──────── Input
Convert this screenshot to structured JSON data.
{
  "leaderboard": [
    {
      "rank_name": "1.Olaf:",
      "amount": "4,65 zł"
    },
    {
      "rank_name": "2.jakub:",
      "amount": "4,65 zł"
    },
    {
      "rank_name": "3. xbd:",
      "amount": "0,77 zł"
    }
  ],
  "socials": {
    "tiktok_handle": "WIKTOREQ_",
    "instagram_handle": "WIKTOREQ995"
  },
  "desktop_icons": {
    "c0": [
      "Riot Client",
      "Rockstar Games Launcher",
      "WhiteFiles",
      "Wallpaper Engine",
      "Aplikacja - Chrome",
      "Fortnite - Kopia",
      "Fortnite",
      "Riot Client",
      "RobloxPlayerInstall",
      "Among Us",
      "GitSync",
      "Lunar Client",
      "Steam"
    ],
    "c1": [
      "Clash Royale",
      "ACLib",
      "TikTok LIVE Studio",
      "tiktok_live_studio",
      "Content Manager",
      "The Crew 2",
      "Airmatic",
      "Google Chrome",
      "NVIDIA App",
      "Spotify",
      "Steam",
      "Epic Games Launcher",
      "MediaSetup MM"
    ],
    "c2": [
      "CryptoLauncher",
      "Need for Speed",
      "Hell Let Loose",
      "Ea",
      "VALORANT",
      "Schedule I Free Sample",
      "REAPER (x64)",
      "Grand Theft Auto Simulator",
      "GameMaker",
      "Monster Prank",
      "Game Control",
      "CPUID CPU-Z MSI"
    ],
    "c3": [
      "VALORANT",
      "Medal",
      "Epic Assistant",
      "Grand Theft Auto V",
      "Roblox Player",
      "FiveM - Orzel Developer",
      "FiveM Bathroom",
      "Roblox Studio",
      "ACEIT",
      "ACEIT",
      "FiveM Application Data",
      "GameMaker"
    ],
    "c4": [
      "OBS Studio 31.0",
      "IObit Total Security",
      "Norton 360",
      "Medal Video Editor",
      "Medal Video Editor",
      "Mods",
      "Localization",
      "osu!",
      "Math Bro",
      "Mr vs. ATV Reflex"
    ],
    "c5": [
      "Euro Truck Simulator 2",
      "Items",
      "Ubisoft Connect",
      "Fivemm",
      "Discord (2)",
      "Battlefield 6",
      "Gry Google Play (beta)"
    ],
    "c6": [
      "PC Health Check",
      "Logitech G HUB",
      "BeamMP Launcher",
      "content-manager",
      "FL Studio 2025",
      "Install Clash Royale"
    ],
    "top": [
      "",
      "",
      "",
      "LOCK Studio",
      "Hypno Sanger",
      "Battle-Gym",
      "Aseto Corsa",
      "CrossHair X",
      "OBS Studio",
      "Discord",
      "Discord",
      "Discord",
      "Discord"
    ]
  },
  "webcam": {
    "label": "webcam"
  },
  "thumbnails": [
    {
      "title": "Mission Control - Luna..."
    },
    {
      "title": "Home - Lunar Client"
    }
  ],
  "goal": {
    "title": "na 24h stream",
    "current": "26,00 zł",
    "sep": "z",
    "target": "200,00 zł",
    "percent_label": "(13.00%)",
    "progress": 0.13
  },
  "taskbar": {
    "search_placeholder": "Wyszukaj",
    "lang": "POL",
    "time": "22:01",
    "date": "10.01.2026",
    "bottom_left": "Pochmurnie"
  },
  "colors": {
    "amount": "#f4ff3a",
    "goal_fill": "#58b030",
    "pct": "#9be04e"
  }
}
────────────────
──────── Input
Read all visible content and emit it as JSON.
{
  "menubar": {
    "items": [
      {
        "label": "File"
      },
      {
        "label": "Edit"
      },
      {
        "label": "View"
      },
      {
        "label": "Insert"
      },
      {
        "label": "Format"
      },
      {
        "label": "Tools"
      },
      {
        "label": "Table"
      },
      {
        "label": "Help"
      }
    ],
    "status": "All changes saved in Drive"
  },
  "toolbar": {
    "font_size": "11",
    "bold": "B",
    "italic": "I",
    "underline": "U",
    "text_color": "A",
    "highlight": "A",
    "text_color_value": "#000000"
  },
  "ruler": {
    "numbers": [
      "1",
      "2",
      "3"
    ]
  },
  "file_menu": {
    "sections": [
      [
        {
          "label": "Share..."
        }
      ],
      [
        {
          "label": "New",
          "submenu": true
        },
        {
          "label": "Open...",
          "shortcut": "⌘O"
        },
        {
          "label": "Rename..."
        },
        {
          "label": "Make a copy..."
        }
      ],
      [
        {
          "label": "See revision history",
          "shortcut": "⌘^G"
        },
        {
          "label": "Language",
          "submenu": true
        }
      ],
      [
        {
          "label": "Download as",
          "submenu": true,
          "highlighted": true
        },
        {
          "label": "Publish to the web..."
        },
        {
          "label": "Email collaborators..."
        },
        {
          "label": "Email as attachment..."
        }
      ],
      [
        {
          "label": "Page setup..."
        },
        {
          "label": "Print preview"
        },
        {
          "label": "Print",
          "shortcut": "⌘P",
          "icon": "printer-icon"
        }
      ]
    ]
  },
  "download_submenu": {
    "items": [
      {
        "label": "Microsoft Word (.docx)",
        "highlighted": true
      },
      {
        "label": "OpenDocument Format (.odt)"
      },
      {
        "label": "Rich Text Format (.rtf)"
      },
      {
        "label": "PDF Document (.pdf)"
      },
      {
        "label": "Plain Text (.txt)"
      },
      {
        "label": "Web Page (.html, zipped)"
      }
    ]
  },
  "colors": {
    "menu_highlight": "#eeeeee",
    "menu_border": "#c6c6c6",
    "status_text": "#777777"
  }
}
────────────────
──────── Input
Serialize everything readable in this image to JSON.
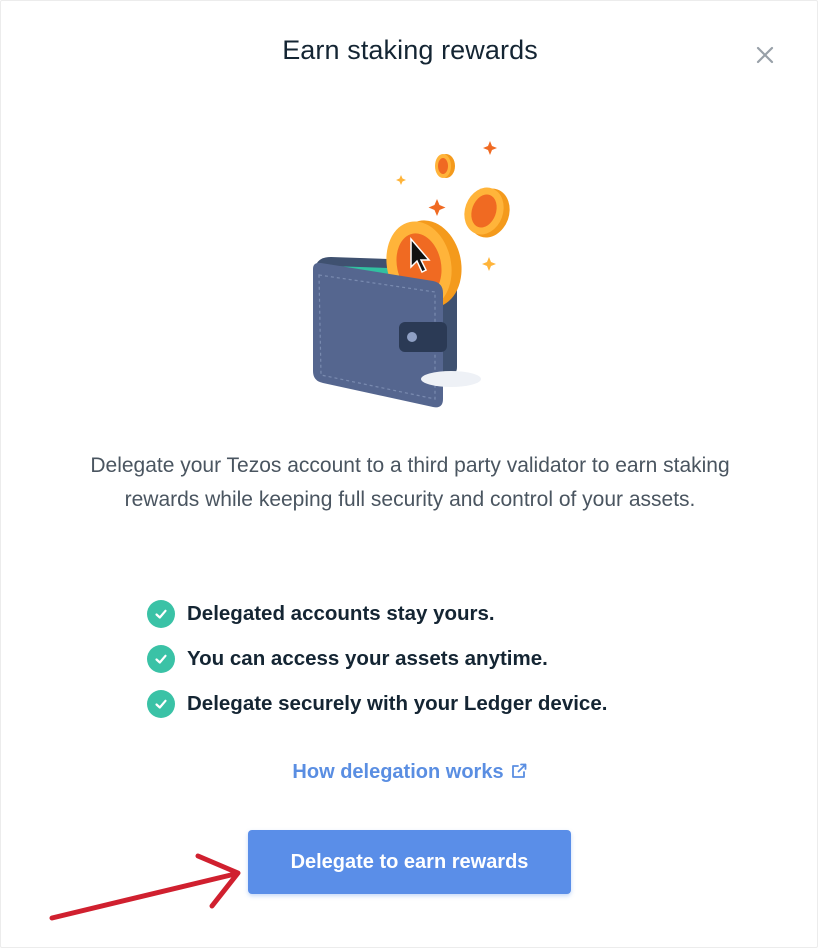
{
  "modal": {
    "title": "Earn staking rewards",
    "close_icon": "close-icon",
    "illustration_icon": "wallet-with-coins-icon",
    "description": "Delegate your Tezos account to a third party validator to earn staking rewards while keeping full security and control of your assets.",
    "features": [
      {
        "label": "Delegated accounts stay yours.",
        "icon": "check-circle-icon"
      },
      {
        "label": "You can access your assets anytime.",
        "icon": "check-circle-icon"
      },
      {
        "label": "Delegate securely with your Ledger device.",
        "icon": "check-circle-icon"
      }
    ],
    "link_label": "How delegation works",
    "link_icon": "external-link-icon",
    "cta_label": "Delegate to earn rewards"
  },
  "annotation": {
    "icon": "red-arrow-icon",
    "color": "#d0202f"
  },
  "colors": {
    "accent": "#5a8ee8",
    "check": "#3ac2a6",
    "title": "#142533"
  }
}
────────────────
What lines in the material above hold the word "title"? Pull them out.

§ Output for this exercise
      "title": "Mission Control - Luna..."
      "title": "Home - Lunar Client"
    "title": "na 24h stream",
    "title": "Earn staking rewards",
    "title": "#142533"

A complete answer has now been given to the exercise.